**Task brief:** Look through the records and copy every line in which "Click" appears.

Source records:
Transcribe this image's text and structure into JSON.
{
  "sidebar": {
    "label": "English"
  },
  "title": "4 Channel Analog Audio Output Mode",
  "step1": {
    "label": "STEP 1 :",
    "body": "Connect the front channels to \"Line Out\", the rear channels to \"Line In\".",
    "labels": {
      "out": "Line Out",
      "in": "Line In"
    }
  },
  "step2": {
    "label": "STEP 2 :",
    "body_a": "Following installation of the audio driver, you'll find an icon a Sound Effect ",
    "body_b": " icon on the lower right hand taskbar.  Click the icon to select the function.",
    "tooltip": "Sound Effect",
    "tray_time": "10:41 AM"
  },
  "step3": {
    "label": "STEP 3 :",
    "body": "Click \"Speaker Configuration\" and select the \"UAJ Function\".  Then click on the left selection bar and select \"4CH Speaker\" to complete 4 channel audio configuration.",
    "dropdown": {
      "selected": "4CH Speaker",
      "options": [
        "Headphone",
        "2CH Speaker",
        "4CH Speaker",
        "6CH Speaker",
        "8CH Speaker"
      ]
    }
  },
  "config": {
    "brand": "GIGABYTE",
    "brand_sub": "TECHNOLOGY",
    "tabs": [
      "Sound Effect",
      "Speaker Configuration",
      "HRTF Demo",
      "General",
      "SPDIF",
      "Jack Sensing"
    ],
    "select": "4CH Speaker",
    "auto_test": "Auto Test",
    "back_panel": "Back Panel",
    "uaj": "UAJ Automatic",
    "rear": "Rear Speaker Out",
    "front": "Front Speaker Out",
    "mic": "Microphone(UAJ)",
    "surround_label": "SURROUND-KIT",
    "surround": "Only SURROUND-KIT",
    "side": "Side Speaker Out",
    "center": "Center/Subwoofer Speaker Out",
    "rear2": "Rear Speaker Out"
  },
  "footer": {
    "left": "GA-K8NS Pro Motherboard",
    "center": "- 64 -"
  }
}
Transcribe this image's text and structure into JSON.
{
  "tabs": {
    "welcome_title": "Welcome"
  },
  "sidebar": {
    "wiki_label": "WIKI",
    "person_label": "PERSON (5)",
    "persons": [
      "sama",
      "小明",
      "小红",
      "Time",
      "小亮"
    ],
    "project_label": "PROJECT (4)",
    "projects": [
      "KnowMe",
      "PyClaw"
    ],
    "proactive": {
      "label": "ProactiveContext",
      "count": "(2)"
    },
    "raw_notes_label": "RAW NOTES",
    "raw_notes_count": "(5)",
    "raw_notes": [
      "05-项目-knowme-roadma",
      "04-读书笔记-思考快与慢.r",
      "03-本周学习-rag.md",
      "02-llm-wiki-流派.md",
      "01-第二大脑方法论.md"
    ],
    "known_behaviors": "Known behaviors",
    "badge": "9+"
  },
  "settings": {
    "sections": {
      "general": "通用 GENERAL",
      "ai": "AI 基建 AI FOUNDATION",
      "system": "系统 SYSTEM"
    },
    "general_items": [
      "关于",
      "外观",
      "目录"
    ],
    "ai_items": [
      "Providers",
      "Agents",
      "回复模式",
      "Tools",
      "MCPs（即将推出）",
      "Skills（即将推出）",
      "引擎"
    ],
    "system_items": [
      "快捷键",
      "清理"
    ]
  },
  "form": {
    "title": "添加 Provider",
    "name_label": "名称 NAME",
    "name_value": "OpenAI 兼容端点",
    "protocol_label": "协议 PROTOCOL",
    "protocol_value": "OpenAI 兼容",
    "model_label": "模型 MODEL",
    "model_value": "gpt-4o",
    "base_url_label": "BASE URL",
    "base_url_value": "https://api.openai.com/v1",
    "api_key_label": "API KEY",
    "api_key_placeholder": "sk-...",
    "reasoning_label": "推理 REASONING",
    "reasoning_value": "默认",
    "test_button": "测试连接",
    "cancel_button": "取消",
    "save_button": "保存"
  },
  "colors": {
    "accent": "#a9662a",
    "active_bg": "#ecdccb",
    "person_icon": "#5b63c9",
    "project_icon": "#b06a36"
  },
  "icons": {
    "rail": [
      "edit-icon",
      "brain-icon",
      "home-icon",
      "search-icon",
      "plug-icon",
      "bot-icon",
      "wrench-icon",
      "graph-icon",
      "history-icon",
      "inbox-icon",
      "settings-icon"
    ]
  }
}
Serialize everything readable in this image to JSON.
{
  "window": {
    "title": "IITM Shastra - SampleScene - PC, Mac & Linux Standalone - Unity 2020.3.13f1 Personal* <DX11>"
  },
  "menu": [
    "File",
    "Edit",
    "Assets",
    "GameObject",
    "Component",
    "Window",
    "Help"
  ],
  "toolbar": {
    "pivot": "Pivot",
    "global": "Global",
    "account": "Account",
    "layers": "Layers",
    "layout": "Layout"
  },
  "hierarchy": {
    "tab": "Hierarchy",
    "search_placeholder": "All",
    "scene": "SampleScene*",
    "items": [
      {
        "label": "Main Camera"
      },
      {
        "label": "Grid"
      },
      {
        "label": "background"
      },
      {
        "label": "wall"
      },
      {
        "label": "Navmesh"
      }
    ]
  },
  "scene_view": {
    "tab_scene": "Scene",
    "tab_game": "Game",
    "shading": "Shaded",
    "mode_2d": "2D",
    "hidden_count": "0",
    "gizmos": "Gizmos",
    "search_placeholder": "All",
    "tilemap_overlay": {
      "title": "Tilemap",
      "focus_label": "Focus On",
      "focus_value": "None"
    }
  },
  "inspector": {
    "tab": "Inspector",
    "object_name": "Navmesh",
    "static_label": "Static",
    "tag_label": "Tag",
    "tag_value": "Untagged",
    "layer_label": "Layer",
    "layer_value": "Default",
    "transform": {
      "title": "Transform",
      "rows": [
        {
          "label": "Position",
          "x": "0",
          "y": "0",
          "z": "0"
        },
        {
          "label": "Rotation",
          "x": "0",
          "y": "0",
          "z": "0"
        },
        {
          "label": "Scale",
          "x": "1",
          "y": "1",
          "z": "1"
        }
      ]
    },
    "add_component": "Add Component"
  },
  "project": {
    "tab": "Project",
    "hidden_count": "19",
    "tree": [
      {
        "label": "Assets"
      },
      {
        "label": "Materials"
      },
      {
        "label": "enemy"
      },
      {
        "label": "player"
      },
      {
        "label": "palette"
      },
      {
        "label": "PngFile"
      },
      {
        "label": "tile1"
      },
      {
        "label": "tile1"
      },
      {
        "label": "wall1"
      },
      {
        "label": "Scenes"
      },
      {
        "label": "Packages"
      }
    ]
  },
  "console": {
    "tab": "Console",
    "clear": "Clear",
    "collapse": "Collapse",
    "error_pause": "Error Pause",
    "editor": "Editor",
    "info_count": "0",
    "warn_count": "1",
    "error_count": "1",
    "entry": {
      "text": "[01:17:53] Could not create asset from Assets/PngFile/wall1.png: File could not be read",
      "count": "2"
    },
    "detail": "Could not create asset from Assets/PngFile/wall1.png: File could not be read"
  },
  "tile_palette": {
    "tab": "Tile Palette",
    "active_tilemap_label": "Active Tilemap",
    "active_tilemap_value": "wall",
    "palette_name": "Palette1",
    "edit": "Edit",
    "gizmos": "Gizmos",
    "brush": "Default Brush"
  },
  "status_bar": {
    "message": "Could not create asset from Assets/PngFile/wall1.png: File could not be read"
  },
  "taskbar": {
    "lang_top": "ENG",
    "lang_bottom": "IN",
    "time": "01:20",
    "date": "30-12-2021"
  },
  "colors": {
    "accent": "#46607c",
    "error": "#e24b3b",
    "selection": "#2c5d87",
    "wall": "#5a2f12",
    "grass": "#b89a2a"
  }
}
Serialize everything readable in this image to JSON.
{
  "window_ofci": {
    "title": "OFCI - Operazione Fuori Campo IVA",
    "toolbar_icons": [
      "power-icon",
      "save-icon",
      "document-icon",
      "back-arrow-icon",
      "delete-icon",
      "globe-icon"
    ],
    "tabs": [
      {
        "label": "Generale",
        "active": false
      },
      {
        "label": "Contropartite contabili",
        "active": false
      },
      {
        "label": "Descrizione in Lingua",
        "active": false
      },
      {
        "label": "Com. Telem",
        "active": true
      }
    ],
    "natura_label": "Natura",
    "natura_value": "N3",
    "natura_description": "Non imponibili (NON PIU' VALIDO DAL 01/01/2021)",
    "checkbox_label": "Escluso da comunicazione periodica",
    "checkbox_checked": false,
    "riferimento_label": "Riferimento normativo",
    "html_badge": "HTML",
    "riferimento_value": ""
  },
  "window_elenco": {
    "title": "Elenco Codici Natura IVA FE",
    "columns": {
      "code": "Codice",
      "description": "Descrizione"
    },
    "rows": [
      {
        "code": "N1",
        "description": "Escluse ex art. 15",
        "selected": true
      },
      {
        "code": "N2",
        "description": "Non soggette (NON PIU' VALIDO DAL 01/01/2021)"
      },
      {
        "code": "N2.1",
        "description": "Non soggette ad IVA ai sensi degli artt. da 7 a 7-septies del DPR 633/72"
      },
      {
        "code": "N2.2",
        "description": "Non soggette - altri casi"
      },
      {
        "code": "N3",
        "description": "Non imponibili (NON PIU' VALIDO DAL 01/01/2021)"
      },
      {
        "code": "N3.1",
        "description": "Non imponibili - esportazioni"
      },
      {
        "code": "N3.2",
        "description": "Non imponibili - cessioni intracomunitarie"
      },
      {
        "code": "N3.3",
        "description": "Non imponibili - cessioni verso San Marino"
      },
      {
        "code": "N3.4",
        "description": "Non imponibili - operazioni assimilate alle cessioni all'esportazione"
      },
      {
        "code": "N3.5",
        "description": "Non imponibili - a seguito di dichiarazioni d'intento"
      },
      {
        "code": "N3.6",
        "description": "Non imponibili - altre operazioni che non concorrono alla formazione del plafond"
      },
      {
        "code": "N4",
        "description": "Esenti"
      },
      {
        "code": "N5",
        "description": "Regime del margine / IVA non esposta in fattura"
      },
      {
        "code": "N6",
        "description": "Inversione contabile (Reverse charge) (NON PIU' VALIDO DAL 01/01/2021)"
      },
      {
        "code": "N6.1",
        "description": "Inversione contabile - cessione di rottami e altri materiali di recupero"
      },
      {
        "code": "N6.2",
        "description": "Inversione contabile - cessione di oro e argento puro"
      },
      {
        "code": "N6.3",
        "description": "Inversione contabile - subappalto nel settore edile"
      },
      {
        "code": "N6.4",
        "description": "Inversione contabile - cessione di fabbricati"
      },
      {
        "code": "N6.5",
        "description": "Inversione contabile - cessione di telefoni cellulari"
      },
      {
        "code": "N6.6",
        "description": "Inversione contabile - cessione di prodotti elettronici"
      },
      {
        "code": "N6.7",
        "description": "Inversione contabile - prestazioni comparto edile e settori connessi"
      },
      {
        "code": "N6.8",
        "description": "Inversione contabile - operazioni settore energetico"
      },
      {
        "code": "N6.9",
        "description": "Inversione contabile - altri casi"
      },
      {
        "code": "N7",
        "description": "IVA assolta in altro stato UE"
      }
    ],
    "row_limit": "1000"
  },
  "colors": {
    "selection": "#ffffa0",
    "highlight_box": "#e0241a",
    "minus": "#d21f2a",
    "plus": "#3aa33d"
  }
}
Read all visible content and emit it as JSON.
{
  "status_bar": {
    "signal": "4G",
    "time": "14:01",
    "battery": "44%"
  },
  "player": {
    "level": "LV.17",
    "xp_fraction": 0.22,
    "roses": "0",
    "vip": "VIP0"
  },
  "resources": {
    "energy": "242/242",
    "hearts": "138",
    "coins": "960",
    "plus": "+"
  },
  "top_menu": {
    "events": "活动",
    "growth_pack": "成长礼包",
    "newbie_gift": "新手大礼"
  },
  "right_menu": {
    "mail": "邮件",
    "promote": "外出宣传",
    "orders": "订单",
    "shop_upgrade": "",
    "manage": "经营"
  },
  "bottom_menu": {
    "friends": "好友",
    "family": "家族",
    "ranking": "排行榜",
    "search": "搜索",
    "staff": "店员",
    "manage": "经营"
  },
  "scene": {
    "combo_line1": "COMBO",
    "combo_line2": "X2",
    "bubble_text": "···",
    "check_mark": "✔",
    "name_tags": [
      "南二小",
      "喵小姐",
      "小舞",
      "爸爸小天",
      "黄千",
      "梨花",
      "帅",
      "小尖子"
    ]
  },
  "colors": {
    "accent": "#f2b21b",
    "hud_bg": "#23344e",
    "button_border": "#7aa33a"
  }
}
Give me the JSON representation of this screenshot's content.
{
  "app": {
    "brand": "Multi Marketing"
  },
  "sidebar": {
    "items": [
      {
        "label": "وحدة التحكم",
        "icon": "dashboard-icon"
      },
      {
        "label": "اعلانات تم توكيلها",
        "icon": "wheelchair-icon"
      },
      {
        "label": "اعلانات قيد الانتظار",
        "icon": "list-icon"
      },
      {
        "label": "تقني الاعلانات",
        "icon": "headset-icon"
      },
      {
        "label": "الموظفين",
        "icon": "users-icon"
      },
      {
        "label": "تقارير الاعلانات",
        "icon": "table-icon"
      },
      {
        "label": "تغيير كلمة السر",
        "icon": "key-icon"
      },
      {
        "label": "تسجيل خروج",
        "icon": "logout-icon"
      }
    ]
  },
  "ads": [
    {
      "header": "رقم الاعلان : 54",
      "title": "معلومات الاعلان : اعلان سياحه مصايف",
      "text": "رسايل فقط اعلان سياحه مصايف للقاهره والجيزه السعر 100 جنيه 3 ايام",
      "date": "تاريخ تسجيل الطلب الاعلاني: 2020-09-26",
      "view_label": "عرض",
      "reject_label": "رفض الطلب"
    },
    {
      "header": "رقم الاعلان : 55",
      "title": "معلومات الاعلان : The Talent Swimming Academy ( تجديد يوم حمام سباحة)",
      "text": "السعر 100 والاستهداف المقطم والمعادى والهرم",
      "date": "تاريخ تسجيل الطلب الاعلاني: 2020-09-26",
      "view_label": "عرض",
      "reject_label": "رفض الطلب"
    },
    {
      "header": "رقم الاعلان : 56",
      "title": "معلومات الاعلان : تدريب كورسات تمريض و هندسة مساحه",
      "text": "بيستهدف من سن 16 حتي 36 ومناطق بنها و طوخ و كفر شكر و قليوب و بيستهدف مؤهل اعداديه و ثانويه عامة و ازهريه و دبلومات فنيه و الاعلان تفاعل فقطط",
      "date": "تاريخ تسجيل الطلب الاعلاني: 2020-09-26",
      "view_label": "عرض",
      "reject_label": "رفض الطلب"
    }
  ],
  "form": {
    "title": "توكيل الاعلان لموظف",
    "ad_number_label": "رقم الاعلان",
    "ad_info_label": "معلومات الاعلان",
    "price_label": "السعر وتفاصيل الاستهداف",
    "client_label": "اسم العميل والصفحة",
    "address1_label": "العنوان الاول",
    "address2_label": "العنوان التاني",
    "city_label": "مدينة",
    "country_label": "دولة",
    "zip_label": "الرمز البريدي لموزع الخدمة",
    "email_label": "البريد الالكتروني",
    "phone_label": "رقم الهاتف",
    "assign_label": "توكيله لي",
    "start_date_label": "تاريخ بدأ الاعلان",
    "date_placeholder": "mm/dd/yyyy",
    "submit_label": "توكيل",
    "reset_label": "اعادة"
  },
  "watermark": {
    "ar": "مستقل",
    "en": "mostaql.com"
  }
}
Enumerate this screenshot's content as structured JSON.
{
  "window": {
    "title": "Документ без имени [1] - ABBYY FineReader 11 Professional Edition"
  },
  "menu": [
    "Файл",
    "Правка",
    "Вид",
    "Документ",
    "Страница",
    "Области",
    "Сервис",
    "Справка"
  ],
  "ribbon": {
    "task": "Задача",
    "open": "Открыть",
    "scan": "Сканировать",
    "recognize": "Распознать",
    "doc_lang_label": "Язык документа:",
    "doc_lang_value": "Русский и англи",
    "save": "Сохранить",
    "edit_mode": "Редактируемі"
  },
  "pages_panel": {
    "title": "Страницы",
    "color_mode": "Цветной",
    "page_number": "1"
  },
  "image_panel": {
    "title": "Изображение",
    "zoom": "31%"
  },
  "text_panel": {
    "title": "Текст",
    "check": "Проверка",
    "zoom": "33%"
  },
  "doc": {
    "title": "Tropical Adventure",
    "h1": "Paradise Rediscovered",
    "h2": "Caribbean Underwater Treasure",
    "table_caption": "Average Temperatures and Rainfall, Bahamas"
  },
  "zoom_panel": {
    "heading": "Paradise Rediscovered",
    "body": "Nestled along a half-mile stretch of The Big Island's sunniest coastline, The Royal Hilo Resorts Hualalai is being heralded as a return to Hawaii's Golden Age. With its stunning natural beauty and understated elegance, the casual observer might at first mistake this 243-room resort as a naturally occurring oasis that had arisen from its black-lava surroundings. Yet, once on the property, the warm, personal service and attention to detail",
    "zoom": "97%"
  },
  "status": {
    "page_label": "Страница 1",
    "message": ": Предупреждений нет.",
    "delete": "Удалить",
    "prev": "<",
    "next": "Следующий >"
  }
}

**Answer section:**
    "body_b": " icon on the lower right hand taskbar.  Click the icon to select the function.",
    "body": "Click \"Speaker Configuration\" and select the \"UAJ Function\".  Then click on the left selection bar and select \"4CH Speaker\" to complete 4 channel audio configuration.",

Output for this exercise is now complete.